By Mike Smith, Product Manager – Reaming and EPB
Boring increases the inside diameter of a drilled or cast hole. Through boring, which includes roughing and finishing operations, you’re able to bring your hole to the desired size and finish as well as achieve hole straightness and concentricity. However, to ensure your boring process goes as smooth as possible, you need to have the right tools for your specific application.
Typically, boring tools consist of a holder, adapter and cutting unit such as a cartridge or slide. Although, when it comes to roughing versus finishing operations, there are certain boring head characteristics you must take into consideration to achieve the best results.
A rough boring head, also known as a twin bore, is going to involve two or more inserts (cutting teeth) to quickly remove a lot of material. Such a design proves to work best in shorter-reach, stable applications and those with larger hole diameters. A finish boring head, on the other hand, has a single tooth that removes less material, but provides a better finish as well as reduces cutting forces in longer-reach applications.
You’ll also find there are several different boring head styles on the market to accommodate different hole diameters. This includes cassette style boring heads for hole diameters that are generally over 0.700”. It is a style that allows you to switch between different grades and different chip breaker inserts, depending on your cutting material.
For smaller size diameters, it’s best to use a boring bar style with indexable inserts, similar to what’s used in turning operations. And for really small bores -- down to 0.012" -- non-indexable solid carbide boring bars with ground tips should be used. Keep in mind though, that with such a style of boring bar, it's possible to only go as deep as the bar is sticking out of the boring head. And the smaller the diameter boring bar, the less the tool will extend beyond the head. For example, when boring a 0.012" diameter hole, the boring bar used will not stick out very far, and it's safe to say that the maximum depth capability will be well below 0.047".

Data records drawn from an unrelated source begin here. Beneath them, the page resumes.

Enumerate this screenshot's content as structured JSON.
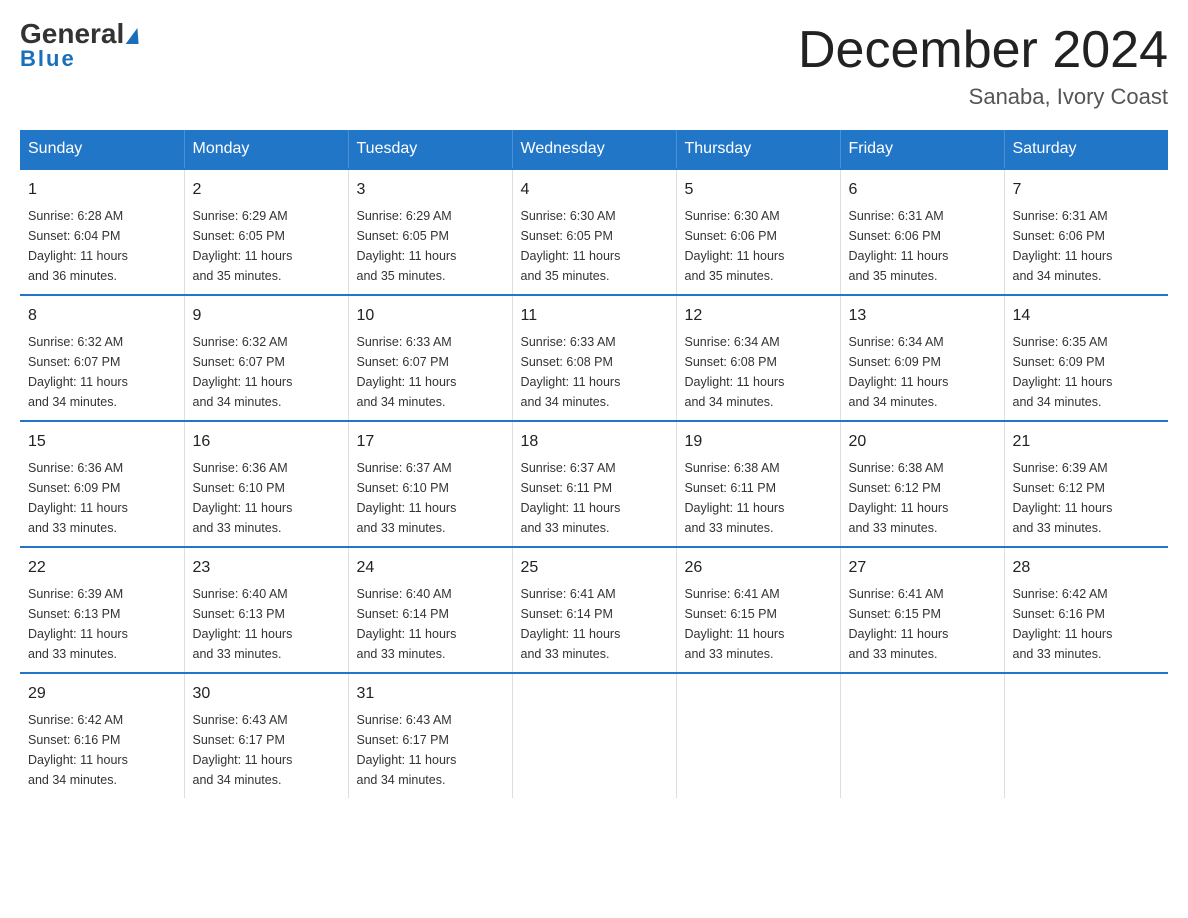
{
  "logo": {
    "part1": "General",
    "part2": "Blue"
  },
  "title": "December 2024",
  "location": "Sanaba, Ivory Coast",
  "days_of_week": [
    "Sunday",
    "Monday",
    "Tuesday",
    "Wednesday",
    "Thursday",
    "Friday",
    "Saturday"
  ],
  "weeks": [
    [
      {
        "day": "1",
        "info": "Sunrise: 6:28 AM\nSunset: 6:04 PM\nDaylight: 11 hours\nand 36 minutes."
      },
      {
        "day": "2",
        "info": "Sunrise: 6:29 AM\nSunset: 6:05 PM\nDaylight: 11 hours\nand 35 minutes."
      },
      {
        "day": "3",
        "info": "Sunrise: 6:29 AM\nSunset: 6:05 PM\nDaylight: 11 hours\nand 35 minutes."
      },
      {
        "day": "4",
        "info": "Sunrise: 6:30 AM\nSunset: 6:05 PM\nDaylight: 11 hours\nand 35 minutes."
      },
      {
        "day": "5",
        "info": "Sunrise: 6:30 AM\nSunset: 6:06 PM\nDaylight: 11 hours\nand 35 minutes."
      },
      {
        "day": "6",
        "info": "Sunrise: 6:31 AM\nSunset: 6:06 PM\nDaylight: 11 hours\nand 35 minutes."
      },
      {
        "day": "7",
        "info": "Sunrise: 6:31 AM\nSunset: 6:06 PM\nDaylight: 11 hours\nand 34 minutes."
      }
    ],
    [
      {
        "day": "8",
        "info": "Sunrise: 6:32 AM\nSunset: 6:07 PM\nDaylight: 11 hours\nand 34 minutes."
      },
      {
        "day": "9",
        "info": "Sunrise: 6:32 AM\nSunset: 6:07 PM\nDaylight: 11 hours\nand 34 minutes."
      },
      {
        "day": "10",
        "info": "Sunrise: 6:33 AM\nSunset: 6:07 PM\nDaylight: 11 hours\nand 34 minutes."
      },
      {
        "day": "11",
        "info": "Sunrise: 6:33 AM\nSunset: 6:08 PM\nDaylight: 11 hours\nand 34 minutes."
      },
      {
        "day": "12",
        "info": "Sunrise: 6:34 AM\nSunset: 6:08 PM\nDaylight: 11 hours\nand 34 minutes."
      },
      {
        "day": "13",
        "info": "Sunrise: 6:34 AM\nSunset: 6:09 PM\nDaylight: 11 hours\nand 34 minutes."
      },
      {
        "day": "14",
        "info": "Sunrise: 6:35 AM\nSunset: 6:09 PM\nDaylight: 11 hours\nand 34 minutes."
      }
    ],
    [
      {
        "day": "15",
        "info": "Sunrise: 6:36 AM\nSunset: 6:09 PM\nDaylight: 11 hours\nand 33 minutes."
      },
      {
        "day": "16",
        "info": "Sunrise: 6:36 AM\nSunset: 6:10 PM\nDaylight: 11 hours\nand 33 minutes."
      },
      {
        "day": "17",
        "info": "Sunrise: 6:37 AM\nSunset: 6:10 PM\nDaylight: 11 hours\nand 33 minutes."
      },
      {
        "day": "18",
        "info": "Sunrise: 6:37 AM\nSunset: 6:11 PM\nDaylight: 11 hours\nand 33 minutes."
      },
      {
        "day": "19",
        "info": "Sunrise: 6:38 AM\nSunset: 6:11 PM\nDaylight: 11 hours\nand 33 minutes."
      },
      {
        "day": "20",
        "info": "Sunrise: 6:38 AM\nSunset: 6:12 PM\nDaylight: 11 hours\nand 33 minutes."
      },
      {
        "day": "21",
        "info": "Sunrise: 6:39 AM\nSunset: 6:12 PM\nDaylight: 11 hours\nand 33 minutes."
      }
    ],
    [
      {
        "day": "22",
        "info": "Sunrise: 6:39 AM\nSunset: 6:13 PM\nDaylight: 11 hours\nand 33 minutes."
      },
      {
        "day": "23",
        "info": "Sunrise: 6:40 AM\nSunset: 6:13 PM\nDaylight: 11 hours\nand 33 minutes."
      },
      {
        "day": "24",
        "info": "Sunrise: 6:40 AM\nSunset: 6:14 PM\nDaylight: 11 hours\nand 33 minutes."
      },
      {
        "day": "25",
        "info": "Sunrise: 6:41 AM\nSunset: 6:14 PM\nDaylight: 11 hours\nand 33 minutes."
      },
      {
        "day": "26",
        "info": "Sunrise: 6:41 AM\nSunset: 6:15 PM\nDaylight: 11 hours\nand 33 minutes."
      },
      {
        "day": "27",
        "info": "Sunrise: 6:41 AM\nSunset: 6:15 PM\nDaylight: 11 hours\nand 33 minutes."
      },
      {
        "day": "28",
        "info": "Sunrise: 6:42 AM\nSunset: 6:16 PM\nDaylight: 11 hours\nand 33 minutes."
      }
    ],
    [
      {
        "day": "29",
        "info": "Sunrise: 6:42 AM\nSunset: 6:16 PM\nDaylight: 11 hours\nand 34 minutes."
      },
      {
        "day": "30",
        "info": "Sunrise: 6:43 AM\nSunset: 6:17 PM\nDaylight: 11 hours\nand 34 minutes."
      },
      {
        "day": "31",
        "info": "Sunrise: 6:43 AM\nSunset: 6:17 PM\nDaylight: 11 hours\nand 34 minutes."
      },
      {
        "day": "",
        "info": ""
      },
      {
        "day": "",
        "info": ""
      },
      {
        "day": "",
        "info": ""
      },
      {
        "day": "",
        "info": ""
      }
    ]
  ]
}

Because vibration is often a problem in boring operations, there are balanceable style boring heads that work well in high RPM and long-reach applications. There are also special vibration dampening systems, such as our Steadyline products, you can use behind the boring head to help reduce the vibrations. These dampening systems work by keeping any vibrations from reaching the machine’s spindle. Dampers prove really effective in large diameter bores that reach out between six and 10 times deep.
If you’re not using a dampening system and reaching out a long ways, you can experience unwanted chatter due to increased cutting forces. After all, when you put a lot of pressure on something, it tends to flex and create a significant amount of chatter. A twin-style boring head, because it relies on strong cutting forces to do its job, can create chatter in long-reach applications. At which point, you’re probably going to get better results with a single-tooth boring head because it requires less cutting forces.
For deep boring applications (like crank bores), it is a good idea to have a rotary bushing or some type of guide on your tool to stabilize it, preventing the unwanted pushing that occurs when cutting forces become so great.
Lastly, you must pay attention to the interface between your tool and spindle. When trying to determine your boring length-to-diameter ratio, do not factor in the maximum diameter of your boring head, look at the diameter of the shank of the modular connection behind the head.
Because this is only a snapshot into creating a smoother boring process, please feel free to contact me with any questions you have. Today’s boring heads and inserts are better than ever and there are a lot to choose from, which can be mind numbing. That’s why when you work with Seco, you can rest assured we’ll match you up with the right boring solution for your unique application.
About the Author
Mike is Seco's product manager for reaming and EPB tool holders, which includes EPB’s line of rough and finishing boring heads. In his spare time, Mike enjoys spending time with his wife and two daughters as well as running when he gets a chance. Contact Mike at firstname.lastname@example.org.